TASK REQUIREMENTS:
What you produce should be every line from the data that includes "sched".

INFORMATION PROVIDED:
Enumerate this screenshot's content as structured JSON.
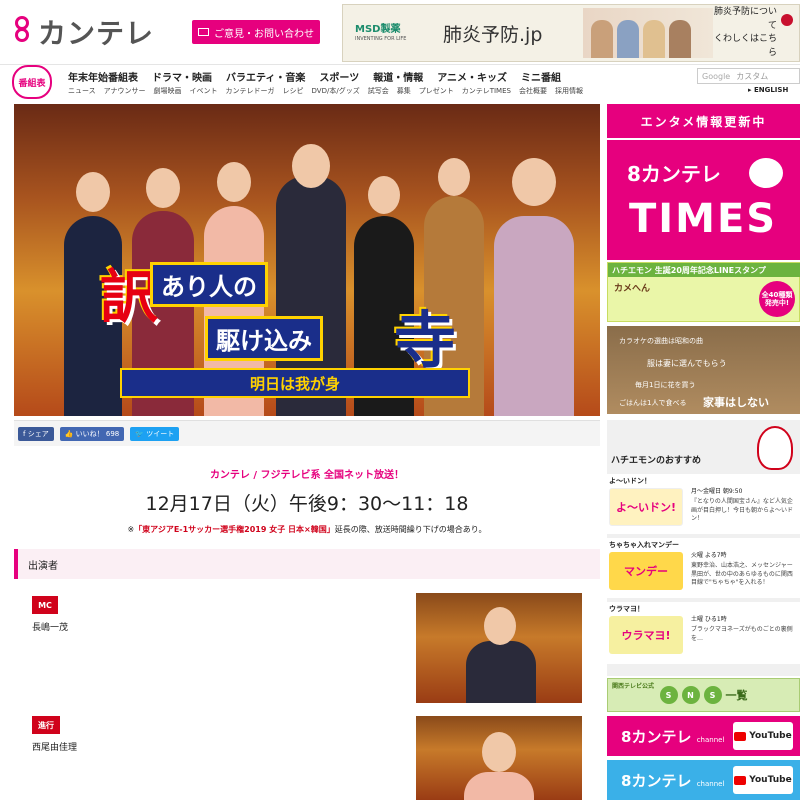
{
  "header": {
    "logo_text": "カンテレ",
    "contact_label": "ご意見・お問い合わせ",
    "ad": {
      "sponsor": "MSD製薬",
      "sponsor_tag": "INVENTING FOR LIFE",
      "headline": "肺炎予防.jp",
      "cta_line1": "肺炎予防について",
      "cta_line2": "くわしくはこちら"
    }
  },
  "nav": {
    "bangumi_label": "番組表",
    "main_items": [
      "年末年始番組表",
      "ドラマ・映画",
      "バラエティ・音楽",
      "スポーツ",
      "報道・情報",
      "アニメ・キッズ",
      "ミニ番組"
    ],
    "sub_items": [
      "ニュース",
      "アナウンサー",
      "劇場映画",
      "イベント",
      "カンテレドーガ",
      "レシピ",
      "DVD/本/グッズ",
      "試写会",
      "募集",
      "プレゼント",
      "カンテレTIMES",
      "会社概要",
      "採用情報"
    ],
    "search_placeholder": "カスタム",
    "search_brand": "Google",
    "english_label": "ENGLISH"
  },
  "hero": {
    "title_char1": "訳",
    "title_line1": "あり人の",
    "title_line2": "駆け込み",
    "title_char2": "寺",
    "title_band": "明日は我が身"
  },
  "share": {
    "fb_label": "シェア",
    "like_label": "いいね！ 698",
    "tweet_label": "ツイート"
  },
  "program": {
    "broadcast": "カンテレ / フジテレビ系 全国ネット放送！",
    "airtime": "12月17日（火）午後9：30〜11：18",
    "notice_prefix": "※",
    "notice_highlight": "「東アジアE-1サッカー選手権2019 女子 日本×韓国」",
    "notice_suffix": "延長の際、放送時間繰り下げの場合あり。"
  },
  "cast": {
    "section_title": "出演者",
    "roles": [
      {
        "tag": "MC",
        "name": "長嶋一茂"
      },
      {
        "tag": "進行",
        "name": "西尾由佳理"
      }
    ]
  },
  "sidebar": {
    "entame_head": "エンタメ情報更新中",
    "times_logo": "カンテレ",
    "times_text": "TIMES",
    "stamp_strip": "ハチエモン 生誕20周年記念LINEスタンプ",
    "stamp_chars": "カメへん",
    "stamp_badge": "全40種類 発売中!",
    "kaji": {
      "l1": "カラオケの選曲は昭和の曲",
      "l2": "服は妻に選んでもらう",
      "l3": "毎月1日に花を買う",
      "l4": "ごはんは1人で食べる",
      "l5": "家事はしない"
    },
    "reco_title": "ハチエモンのおすすめ",
    "reco_items": [
      {
        "title": "よ〜いドン！",
        "thumb": "よ〜いドン!",
        "sched": "月〜金曜日 朝9:50",
        "desc": "『となりの人間国宝さん』など人気企画が目白押し！今日も朝からよ〜いドン！"
      },
      {
        "title": "ちゃちゃ入れマンデー",
        "thumb": "マンデー",
        "sched": "火曜 よる7時",
        "desc": "東野幸治、山本浩之、メッセンジャー黒田が、世の中のあらゆるものに関西目線で\"ちゃちゃ\"を入れる！"
      },
      {
        "title": "ウラマヨ！",
        "thumb": "ウラマヨ!",
        "sched": "土曜 ひる1時",
        "desc": "ブラックマヨネーズがものごとの裏側を…"
      }
    ],
    "sns_small": "関西テレビ公式",
    "sns_letters": [
      "S",
      "N",
      "S"
    ],
    "sns_label": "一覧",
    "yt_logo": "カンテレ",
    "yt_channel": "channel",
    "yt_label": "YouTube"
  },
  "colors": {
    "brand": "#e6007e",
    "nav_title": "#1a2e8a",
    "alert": "#d0021b"
  }
}
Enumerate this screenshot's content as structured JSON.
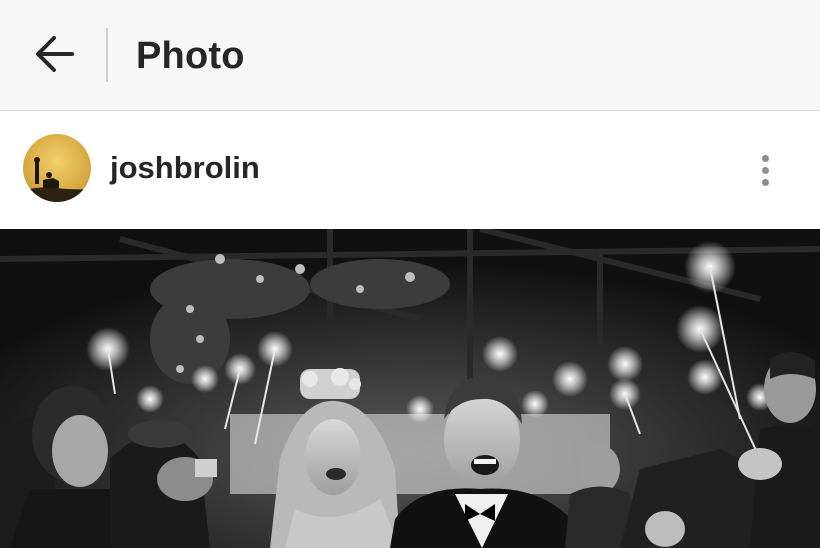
{
  "header": {
    "title": "Photo",
    "back_icon": "arrow-left-icon"
  },
  "post": {
    "username": "joshbrolin",
    "more_icon": "more-vertical-icon",
    "avatar_icon": "profile-avatar",
    "image_description_icon": "photo-wedding-sparklers"
  },
  "colors": {
    "header_bg": "#f7f7f7",
    "text": "#262626",
    "icon_gray": "#8e8e8e"
  }
}
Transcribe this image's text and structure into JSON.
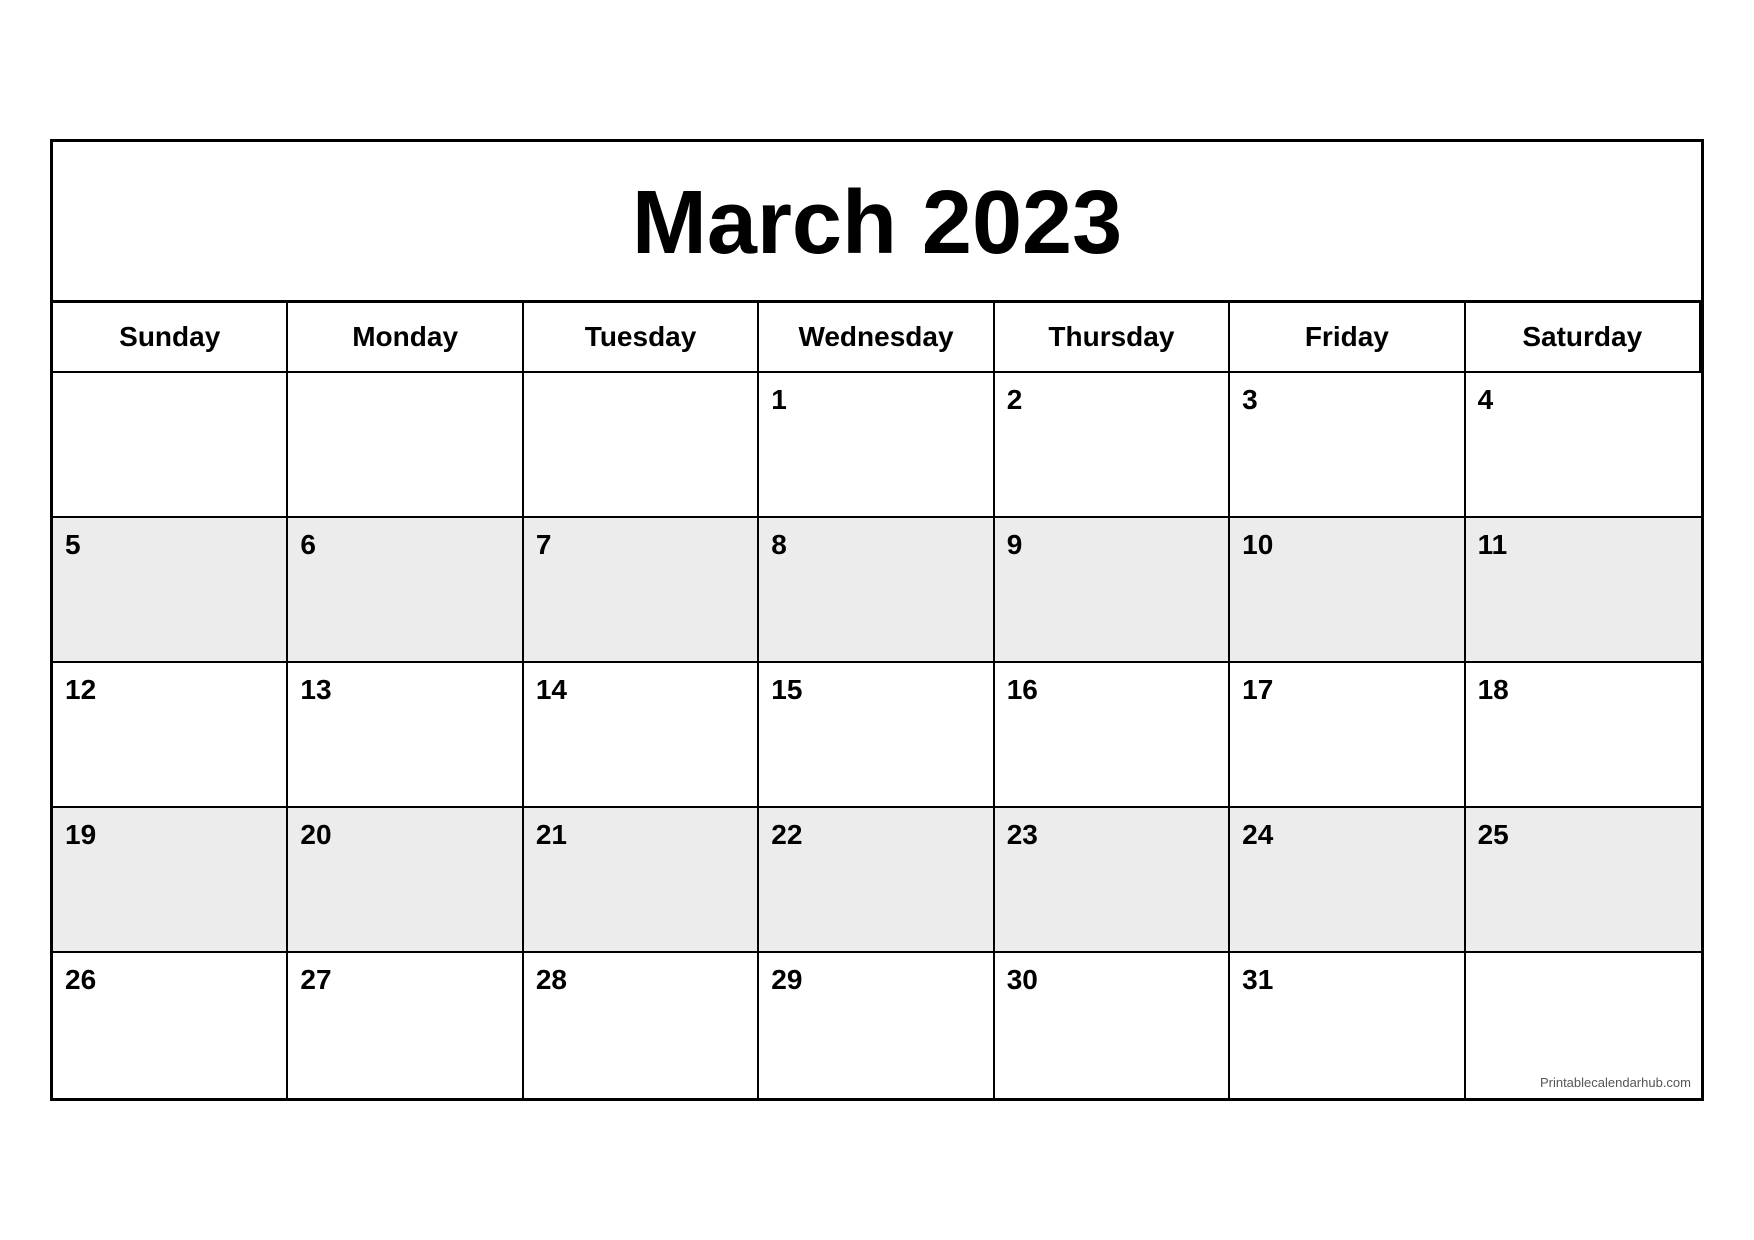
{
  "calendar": {
    "title": "March 2023",
    "headers": [
      "Sunday",
      "Monday",
      "Tuesday",
      "Wednesday",
      "Thursday",
      "Friday",
      "Saturday"
    ],
    "weeks": [
      [
        {
          "day": "",
          "empty": true,
          "shaded": false
        },
        {
          "day": "",
          "empty": true,
          "shaded": false
        },
        {
          "day": "",
          "empty": true,
          "shaded": false
        },
        {
          "day": "1",
          "empty": false,
          "shaded": false
        },
        {
          "day": "2",
          "empty": false,
          "shaded": false
        },
        {
          "day": "3",
          "empty": false,
          "shaded": false
        },
        {
          "day": "4",
          "empty": false,
          "shaded": false
        }
      ],
      [
        {
          "day": "5",
          "empty": false,
          "shaded": true,
          "bold": true
        },
        {
          "day": "6",
          "empty": false,
          "shaded": true
        },
        {
          "day": "7",
          "empty": false,
          "shaded": true
        },
        {
          "day": "8",
          "empty": false,
          "shaded": true
        },
        {
          "day": "9",
          "empty": false,
          "shaded": true
        },
        {
          "day": "10",
          "empty": false,
          "shaded": true
        },
        {
          "day": "11",
          "empty": false,
          "shaded": true
        }
      ],
      [
        {
          "day": "12",
          "empty": false,
          "shaded": false,
          "bold": true
        },
        {
          "day": "13",
          "empty": false,
          "shaded": false
        },
        {
          "day": "14",
          "empty": false,
          "shaded": false
        },
        {
          "day": "15",
          "empty": false,
          "shaded": false
        },
        {
          "day": "16",
          "empty": false,
          "shaded": false
        },
        {
          "day": "17",
          "empty": false,
          "shaded": false
        },
        {
          "day": "18",
          "empty": false,
          "shaded": false
        }
      ],
      [
        {
          "day": "19",
          "empty": false,
          "shaded": true,
          "bold": true
        },
        {
          "day": "20",
          "empty": false,
          "shaded": true
        },
        {
          "day": "21",
          "empty": false,
          "shaded": true
        },
        {
          "day": "22",
          "empty": false,
          "shaded": true
        },
        {
          "day": "23",
          "empty": false,
          "shaded": true
        },
        {
          "day": "24",
          "empty": false,
          "shaded": true
        },
        {
          "day": "25",
          "empty": false,
          "shaded": true
        }
      ],
      [
        {
          "day": "26",
          "empty": false,
          "shaded": false,
          "bold": true
        },
        {
          "day": "27",
          "empty": false,
          "shaded": false
        },
        {
          "day": "28",
          "empty": false,
          "shaded": false
        },
        {
          "day": "29",
          "empty": false,
          "shaded": false
        },
        {
          "day": "30",
          "empty": false,
          "shaded": false
        },
        {
          "day": "31",
          "empty": false,
          "shaded": false
        },
        {
          "day": "",
          "empty": true,
          "shaded": false,
          "watermark": "Printablecalendarhub.com"
        }
      ]
    ]
  }
}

EXERCISE RESULT:
        "sched": "月〜金曜日 朝9:50",
        "sched": "火曜 よる7時",
        "sched": "土曜 ひる1時",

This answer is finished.